4. After years of doom-and-gloom reports warning of the impending collapse of traditional bricks-and-mortar retail, it took a global outbreak to stem the tide of this popular opinion. The pandemic has been the digital catalyst brick-and-mortar retailers particularly needed. It has turbo-charged the digital migration of in-store operations that otherwise would have taken several years.

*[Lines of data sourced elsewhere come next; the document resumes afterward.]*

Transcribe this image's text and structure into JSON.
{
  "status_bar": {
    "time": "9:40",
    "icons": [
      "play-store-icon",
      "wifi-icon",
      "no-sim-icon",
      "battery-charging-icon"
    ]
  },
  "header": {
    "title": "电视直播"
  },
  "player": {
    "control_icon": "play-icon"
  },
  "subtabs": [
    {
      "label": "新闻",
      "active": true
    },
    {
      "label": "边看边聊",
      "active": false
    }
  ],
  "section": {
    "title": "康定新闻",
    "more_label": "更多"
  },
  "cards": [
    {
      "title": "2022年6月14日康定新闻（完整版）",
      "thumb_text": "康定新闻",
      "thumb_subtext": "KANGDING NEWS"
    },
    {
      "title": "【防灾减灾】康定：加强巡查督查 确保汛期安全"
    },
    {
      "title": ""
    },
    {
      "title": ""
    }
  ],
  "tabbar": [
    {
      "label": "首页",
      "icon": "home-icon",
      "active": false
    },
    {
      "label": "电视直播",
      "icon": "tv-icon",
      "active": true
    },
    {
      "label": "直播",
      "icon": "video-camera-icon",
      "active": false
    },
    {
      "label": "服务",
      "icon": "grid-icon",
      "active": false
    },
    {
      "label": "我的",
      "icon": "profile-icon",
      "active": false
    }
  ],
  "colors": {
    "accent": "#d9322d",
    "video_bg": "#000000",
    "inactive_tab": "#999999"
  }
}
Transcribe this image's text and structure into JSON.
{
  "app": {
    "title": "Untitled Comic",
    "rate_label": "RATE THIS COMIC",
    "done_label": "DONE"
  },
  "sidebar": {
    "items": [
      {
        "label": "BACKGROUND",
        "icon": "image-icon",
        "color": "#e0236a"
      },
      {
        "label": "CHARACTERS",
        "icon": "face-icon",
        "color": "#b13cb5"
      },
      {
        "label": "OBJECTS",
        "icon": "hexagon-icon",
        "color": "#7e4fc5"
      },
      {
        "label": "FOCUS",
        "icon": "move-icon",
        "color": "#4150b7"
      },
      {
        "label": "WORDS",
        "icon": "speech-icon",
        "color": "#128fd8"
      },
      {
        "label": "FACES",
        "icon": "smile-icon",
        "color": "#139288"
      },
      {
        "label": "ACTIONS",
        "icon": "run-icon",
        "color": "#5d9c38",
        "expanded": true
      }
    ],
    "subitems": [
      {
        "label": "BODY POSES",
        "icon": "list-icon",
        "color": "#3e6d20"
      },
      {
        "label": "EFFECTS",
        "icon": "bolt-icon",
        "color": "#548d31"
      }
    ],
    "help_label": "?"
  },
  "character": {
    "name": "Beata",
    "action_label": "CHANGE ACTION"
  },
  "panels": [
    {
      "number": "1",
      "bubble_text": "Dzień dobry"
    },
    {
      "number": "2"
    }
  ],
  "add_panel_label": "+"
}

Brands such as Helly Hansen, Stormberg and Accessorize have adapted their stores at the height of global lockdowns and invested in Unified Commerce and POS to appeal to the tech-savvy shoppers who are on the move between online and offline channels before the purchase is completed. Due to the restructuring, these brands will be relevant and stronger in a post-Covid world. Trends such as BORIS (buy online, return in store, BOPIS (buy online, pick up in store), BOSS (buy online, ship to store), Webrooming, Showrooming and Endless Aisle have been accelerated by the pandemic and will stay prevalent through 2021.